Most formal reviews or critiques of books by Aberjhani currently exist in the form of hard-copy newspaper, journal, and magazine articles from the previous decade. A change of formats, however, has gotten underway with recent online posts of reviews focused on some of his earlier work as well as more recent titles.
One notable update is Education Book Mix’s video review of Encyclopedia of the Harlem Renaissance posted on YouTube. The automated voice sounds jagged at moments but the year 2013 marks the 10th anniversary of the publication of Encyclopedia of the Harlem Renaissance and the review on Education Book Mix underscores the book’s importance.
As Noted on Goodreads
Canadian Richard Van Holst, writing on the Goodreads author and readers community website, posted recent reviews of both Aberjhani’s first book, I Made My Boy Out of Poetry, and his more recent popular title, The River of Winged Dreams. While Goodreads boasts than several million members, many of whom often post reviews, Van Holst happens to be among the site’s top 10 best reviewers.
In the review of I Made My Boy Out of Poetry, he described the collection of short fiction and poetry as “brash, bold and daring.” He further notes in the same review that “Aberjhani's vivid style makes a powerful impression. But more importantly, he writes as one who is aware of where he comes from and of his function as a writer.”

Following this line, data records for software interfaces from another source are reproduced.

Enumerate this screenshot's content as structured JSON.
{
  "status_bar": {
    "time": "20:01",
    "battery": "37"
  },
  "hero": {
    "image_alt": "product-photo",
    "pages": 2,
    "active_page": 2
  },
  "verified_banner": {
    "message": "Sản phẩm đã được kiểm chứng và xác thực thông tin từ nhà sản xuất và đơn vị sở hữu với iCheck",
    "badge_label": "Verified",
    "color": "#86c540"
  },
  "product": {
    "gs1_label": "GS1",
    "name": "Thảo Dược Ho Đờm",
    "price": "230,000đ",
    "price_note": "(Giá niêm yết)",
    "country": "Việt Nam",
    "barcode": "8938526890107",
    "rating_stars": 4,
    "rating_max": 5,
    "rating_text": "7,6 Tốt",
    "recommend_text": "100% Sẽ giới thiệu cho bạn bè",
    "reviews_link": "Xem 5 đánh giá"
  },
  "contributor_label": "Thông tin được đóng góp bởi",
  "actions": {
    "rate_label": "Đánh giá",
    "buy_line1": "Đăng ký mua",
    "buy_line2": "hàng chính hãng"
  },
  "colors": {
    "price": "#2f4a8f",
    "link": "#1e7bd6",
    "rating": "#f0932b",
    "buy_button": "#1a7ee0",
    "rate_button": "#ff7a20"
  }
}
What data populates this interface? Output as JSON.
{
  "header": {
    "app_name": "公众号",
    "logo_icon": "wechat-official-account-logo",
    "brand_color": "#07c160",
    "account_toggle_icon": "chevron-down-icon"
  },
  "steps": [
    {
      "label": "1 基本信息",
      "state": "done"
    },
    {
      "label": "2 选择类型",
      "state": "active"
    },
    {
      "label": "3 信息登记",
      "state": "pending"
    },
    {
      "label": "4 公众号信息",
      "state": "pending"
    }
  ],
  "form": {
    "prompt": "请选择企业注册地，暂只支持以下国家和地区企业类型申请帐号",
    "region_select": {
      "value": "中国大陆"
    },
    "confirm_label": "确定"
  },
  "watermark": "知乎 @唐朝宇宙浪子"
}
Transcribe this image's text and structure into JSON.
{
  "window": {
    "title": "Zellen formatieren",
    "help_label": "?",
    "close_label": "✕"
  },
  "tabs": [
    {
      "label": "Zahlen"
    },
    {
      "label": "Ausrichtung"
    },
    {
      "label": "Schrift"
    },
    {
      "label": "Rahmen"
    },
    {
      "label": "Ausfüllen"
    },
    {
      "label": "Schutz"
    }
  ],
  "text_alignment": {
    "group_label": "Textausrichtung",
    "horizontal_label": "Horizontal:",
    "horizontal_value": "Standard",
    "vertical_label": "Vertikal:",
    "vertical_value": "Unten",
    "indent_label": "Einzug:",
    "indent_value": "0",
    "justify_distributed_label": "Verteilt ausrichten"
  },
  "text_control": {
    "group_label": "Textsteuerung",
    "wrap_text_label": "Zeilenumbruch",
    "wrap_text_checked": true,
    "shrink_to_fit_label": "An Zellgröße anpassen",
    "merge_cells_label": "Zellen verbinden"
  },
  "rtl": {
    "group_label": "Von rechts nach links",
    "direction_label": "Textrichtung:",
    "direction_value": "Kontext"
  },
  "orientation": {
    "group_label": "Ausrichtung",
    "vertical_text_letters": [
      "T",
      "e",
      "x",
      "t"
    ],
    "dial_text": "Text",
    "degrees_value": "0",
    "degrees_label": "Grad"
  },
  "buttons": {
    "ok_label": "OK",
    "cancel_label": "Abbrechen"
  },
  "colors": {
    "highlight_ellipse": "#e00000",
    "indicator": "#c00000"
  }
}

Van Holst’s reading of The River of Winged Dreams came after I Made My Boy Out of Poetry, prompting the this response: “They are both intense and packed with meaning. There is still a sense of being mystically connected to nature. The spirituality is still rooted in body, time, place and family, but manages to transcend them.”
Much of the author’s observations are consistent with various online responses to single poems, stories, and articles by Aberjhani posted on the Internet. The following are links to the full reviews:
Richard Van Holst Review of I Made My Boy Out of Poetry
Richard Van Holst Review of The River of Winged Dreams